Just when you think winter season is finishing up – a cold blast of weather hits and a few snowflakes are hitting the ground. We pediatricians are still feeling the winter blues with plenty of children getting different illnesses. Even though it has not been a bad season weather-wise, we have seen the influenza infections of December and January change to the March of acute gastroenteritis.
Let’s talk about Rotavirus. Ask any parent who has had a child with this gastroenteritis infection and they will change their look to agony and say “no, not that!”
The flu is trickling away with the snow coming and melting, yet the community of Northwest Indiana is braving the surge of gastroenteritis illnesses. Many GI viruses lurk in the community but the rotavirus is a particularly bad bug. This is a seasonal virus seen winter through spring that can be passed person to person. In 2006 an oral vaccine came out for young infants to protect against the most common strains of this illness. Unfortunately some children did not get the vaccine or were in the age group older than 8 months when the vaccine was available. These children are now very susceptible to this virus and it loves company.
Did you know it only takes 10 spores of this virus to cause illness? That is a super virus that packs a punch. The symptoms of rotavirus infection are not specific compared to other lovely diarrhea viruses such as adenovirus and norovirus, but usually the child has non-bloody foul rotten egg smelling green diarrhea with abdominal cramps. Vomiting and fever can occur. The younger the child the more concern we have for dehydration. There is no specific medication to treat this viral infection. We pediatricians recommend electrolyte replacement fluids to rehydrate and sometimes we need to give intravenous fluid.
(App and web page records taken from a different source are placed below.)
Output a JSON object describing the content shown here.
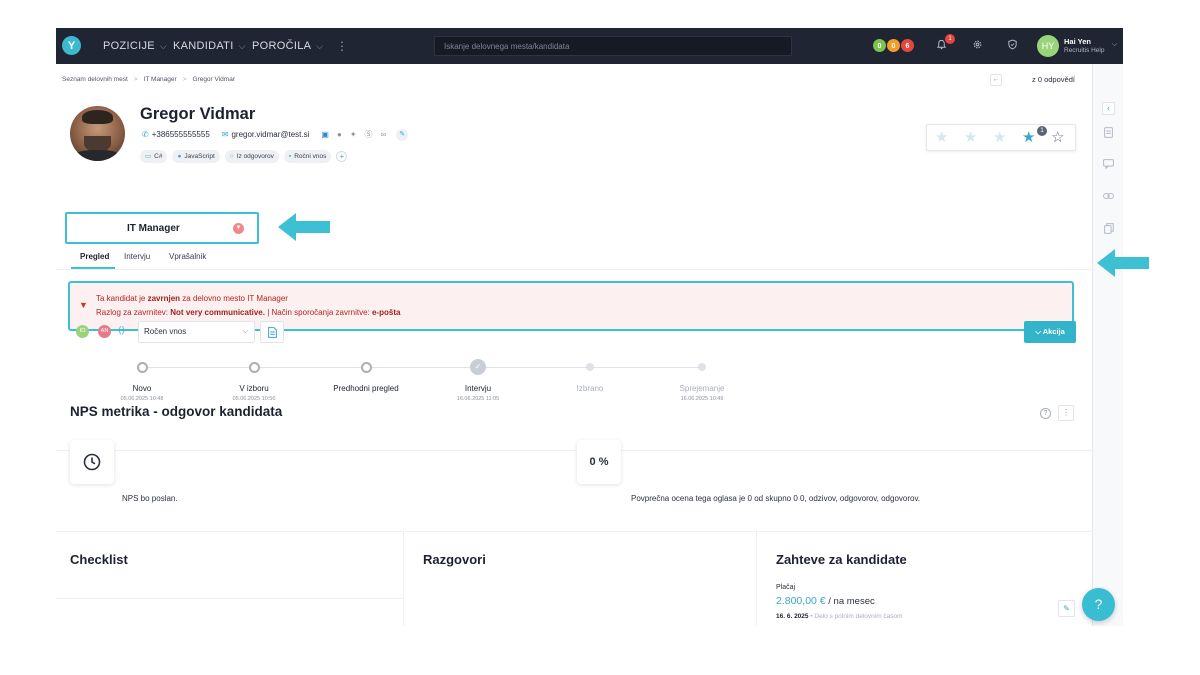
{
  "nav": {
    "logo": "Y",
    "items": [
      {
        "label": "POZICIJE"
      },
      {
        "label": "KANDIDATI"
      },
      {
        "label": "POROČILA"
      }
    ],
    "more": "⋮",
    "search_placeholder": "Iskanje delovnega mesta/kandidata",
    "pills": [
      {
        "value": "0",
        "color": "#7cc34e"
      },
      {
        "value": "0",
        "color": "#f39c2b"
      },
      {
        "value": "6",
        "color": "#e5473b"
      }
    ],
    "notifications_count": "1",
    "user_initials": "HY",
    "user_name": "Hai Yen",
    "user_org": "Recruitis Help"
  },
  "breadcrumb": {
    "items": [
      "Seznam delovnih mest",
      "IT Manager",
      "Gregor Vidmar"
    ],
    "counter": "z 0 odpovědí"
  },
  "candidate": {
    "name": "Gregor Vidmar",
    "phone": "+386555555555",
    "email": "gregor.vidmar@test.si",
    "tags": [
      {
        "icon": "monitor-icon",
        "label": "C#"
      },
      {
        "icon": "person-icon",
        "label": "JavaScript"
      },
      {
        "icon": "chat-icon",
        "label": "Iz odgovorov"
      },
      {
        "icon": "briefcase-icon",
        "label": "Ročni vnos"
      }
    ],
    "rating": 4,
    "rating_badge": "1"
  },
  "job_tab": {
    "label": "IT Manager"
  },
  "subtabs": [
    "Pregled",
    "Intervju",
    "Vprašalnik"
  ],
  "rejection": {
    "line1_pre": "Ta kandidat je ",
    "line1_bold": "zavrnjen",
    "line1_post": " za delovno mesto IT Manager",
    "line2_pre": "Razlog za zavrnitev: ",
    "line2_reason": "Not very communicative.",
    "line2_mid": " | Način sporočanja zavrnitve: ",
    "line2_channel": "e-pošta"
  },
  "toolbar": {
    "avatars": [
      {
        "initials": "IO",
        "color": "#9ad47a"
      },
      {
        "initials": "AN",
        "color": "#e57b8a"
      }
    ],
    "source_select": "Ročen vnos",
    "action_label": "Akcija"
  },
  "pipeline": [
    {
      "label": "Novo",
      "date": "05.06.2025 10:48",
      "state": "passed"
    },
    {
      "label": "V izboru",
      "date": "05.06.2025 10:56",
      "state": "passed"
    },
    {
      "label": "Predhodni pregled",
      "date": "",
      "state": "passed"
    },
    {
      "label": "Intervju",
      "date": "16.06.2025 11:05",
      "state": "current"
    },
    {
      "label": "Izbrano",
      "date": "",
      "state": "future"
    },
    {
      "label": "Sprejemanje",
      "date": "16.06.2025 10:49",
      "state": "future"
    }
  ],
  "nps": {
    "title": "NPS metrika - odgovor kandidata",
    "sent_text": "NPS bo poslan.",
    "percent": "0 %",
    "avg_text": "Povprečna ocena tega oglasa je 0 od skupno 0 0, odzivov, odgovorov, odgovorov."
  },
  "sections": {
    "checklist": "Checklist",
    "razgovori": "Razgovori",
    "zahteve": "Zahteve za kandidate",
    "pay_label": "Plačaj",
    "pay_amount": "2.800,00 €",
    "pay_unit": " / na mesec",
    "pay_date": "16. 6. 2025",
    "pay_type": "Delo s polnim delovnim časom"
  },
  "help": "?"
}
How do you prevent this virus from causing illness? Just like your mother always said, “WASH YOUR HANDS!” Washing hands often and before eating is a good habit. The virus is spread from diarrhea exposure and from the spores contaminating food, water and objects touched by hands contaminated from the diarrhea. Contain the diarrhea in the ill child and wash those hands after diaper changing or bathroom visits with the toilet trained child.
Can adults get this illness?? We are not as likely as our children – but let me tell you I have spent a Christmas break as a 28 year old pediatric resident with rotavirus infection and that was a gift I did not want any child or parent to get!!
I see spring around the corner and with the change of season comes the decline of this and other winter illnesses. So think warm weather, keep hands well washed, and on to the spring season- hopefully not too busy with allergies!
Dr. Lisa Gold is a pediatrician practicing in Crown Point, Indiana, at the Franciscan Physician Network – Crown Point Pediatric Health Center.